Businesses that are well-run are aware of what they must do to boost earnings, weather uncertainties, improve competition, and spur growth in the following fiscal year. This comprises yearly talent planning for internal, external, and part-time employees. Planning must start as soon as the current holiday season is over in order to get ready for the following one. The HR and procurement units can work together and consider re-engaging seasonal workers if they have the proper technology and mechanisms in place to track contingent workers and assess performance. Businesses can evaluate how further a resource can be exploited and upskilled to do more with the help of precise data such as time in/out, skills, and capabilities. For instance, a contingent worker hired to package products who is also interested in driving a car might be given the job of delivering goods. In this situation, spending money on a driving course to improve the student's competency and confidence behind the wheel of various vehicles, including heavy-loaded trucks, can be helpful to assign the worker to a variety of projects that meet both the needs of the company and the interests of the employee, creating a win-win situation.

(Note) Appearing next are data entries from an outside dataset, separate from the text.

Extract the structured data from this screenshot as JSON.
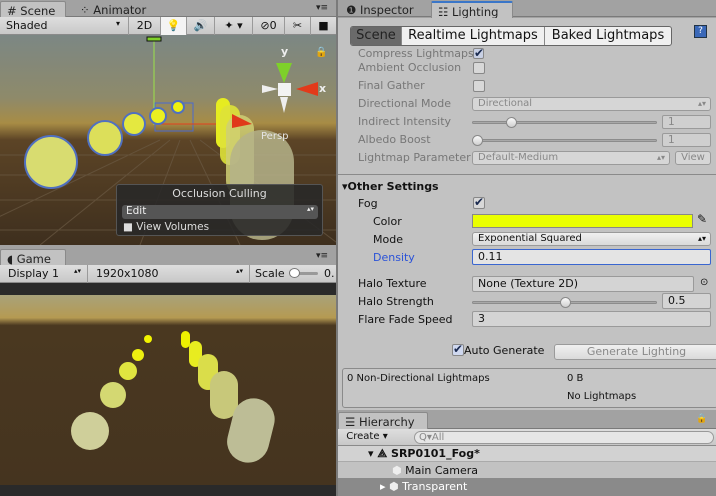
{
  "scene": {
    "tabs": [
      {
        "label": "Scene",
        "icon": "grid-icon"
      },
      {
        "label": "Animator",
        "icon": "animator-icon"
      }
    ],
    "toolbar": {
      "shading": "Shaded",
      "mode_2d": "2D",
      "hidden_count": "0"
    },
    "gizmo": {
      "y": "y",
      "x": "x",
      "projection": "Persp"
    },
    "occlusion": {
      "title": "Occlusion Culling",
      "mode": "Edit",
      "view_volumes": "View Volumes"
    }
  },
  "game": {
    "tab": "Game",
    "display": "Display 1",
    "resolution": "1920x1080",
    "scale_label": "Scale",
    "scale_value": "0."
  },
  "inspector": {
    "tabs": [
      "Inspector",
      "Lighting"
    ],
    "subtabs": [
      "Scene",
      "Realtime Lightmaps",
      "Baked Lightmaps"
    ],
    "cutoff_label": "Compress Lightmaps",
    "baked": [
      {
        "label": "Ambient Occlusion",
        "type": "checkbox",
        "checked": false
      },
      {
        "label": "Final Gather",
        "type": "checkbox",
        "checked": false
      },
      {
        "label": "Directional Mode",
        "type": "popup",
        "value": "Directional"
      },
      {
        "label": "Indirect Intensity",
        "type": "slider",
        "value": "1",
        "fraction": 0.2
      },
      {
        "label": "Albedo Boost",
        "type": "slider",
        "value": "1",
        "fraction": 0.0
      },
      {
        "label": "Lightmap Parameter",
        "type": "popup",
        "value": "Default-Medium",
        "button": "View"
      }
    ],
    "other": {
      "title": "Other Settings",
      "fog_label": "Fog",
      "fog_on": true,
      "color_label": "Color",
      "color": "#eaff00",
      "mode_label": "Mode",
      "mode": "Exponential Squared",
      "density_label": "Density",
      "density": "0.11",
      "halo_texture_label": "Halo Texture",
      "halo_texture": "None (Texture 2D)",
      "halo_strength_label": "Halo Strength",
      "halo_strength": "0.5",
      "halo_fraction": 0.5,
      "flare_label": "Flare Fade Speed",
      "flare": "3"
    },
    "auto_generate": "Auto Generate",
    "auto_on": true,
    "generate": "Generate Lighting",
    "stats": {
      "count": "0 Non-Directional Lightmaps",
      "size": "0 B",
      "status": "No Lightmaps"
    }
  },
  "hierarchy": {
    "tab": "Hierarchy",
    "create": "Create",
    "search_placeholder": "All",
    "scene": "SRP0101_Fog*",
    "items": [
      "Main Camera",
      "Transparent"
    ]
  }
}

2. Positive Customer Experiences Are Predicated On Good Worker Experiences

A contingent worker must be given positive experiences from the moment they are contacted with a job demand, much like a full-time employee. That entails a simple hiring and onboarding procedure, the instruction, equipment, and resources needed to carry out their duties, open communication, continuous feedback, and a simple exit procedure near the end of the contract. Treating them like a member of the team and including them in staff lunches and meetings, both in-person and virtually, are small but effective gestures. It's also a good idea to keep in touch with them after the job is over when things go smoothly. Regular communication will keep customers up to date on company happenings, create relationships that will leave a good impression, and entice them to return. Such experiences are important for these people to contemplate accepting the chance. The business may wish certain seasonal workers to eventually become full-time employees.


To entice prospective new hires, rehire former contingent workers, or just show an existing employee how much they are appreciated, many businesses provide discounts, vouchers, incentives like tuition payments, and recognition bonuses. Engagement, productivity, and motivation are all increased when there is a balance between tangible and intangible experiences. People are more likely to be really and emotionally committed in their professions and employers when they feel cared for, which ultimately results in better customer experiences and higher sales.


3. Praise Is Essential To Boost Morale

Undoubtedly, the epidemic has had a negative impact on many people's physical and emotional health. Businesses have a chance to distinguish themselves as great employers during this holiday season. One method to do this is to frequently reward and recognise good performance. Companies must establish specific goals for the employees to fulfil in order to maintain their motivation and focus given that the positions are "seasonal" and they are recruited for a specific amount of time. Companies should take a minute to celebrate when the goals are attained. When seasonal workers feel respected and appreciated by their managers, morale and productivity can improve. Managers can forge closer bonds with the workforce by going beyond a simple "Thank You" to truly recognise the contribution and how it contributes to company success. And in order to truly establish trust and respect, these thoughtful acts should be timely.

Building a strong talent pipeline and bringing value to the company both need a focus on engaging seasonal workers. Knowing that the holidays will arrive each year can help you plan ahead for a more engaged workforce, happier customers, and improved brand reputation.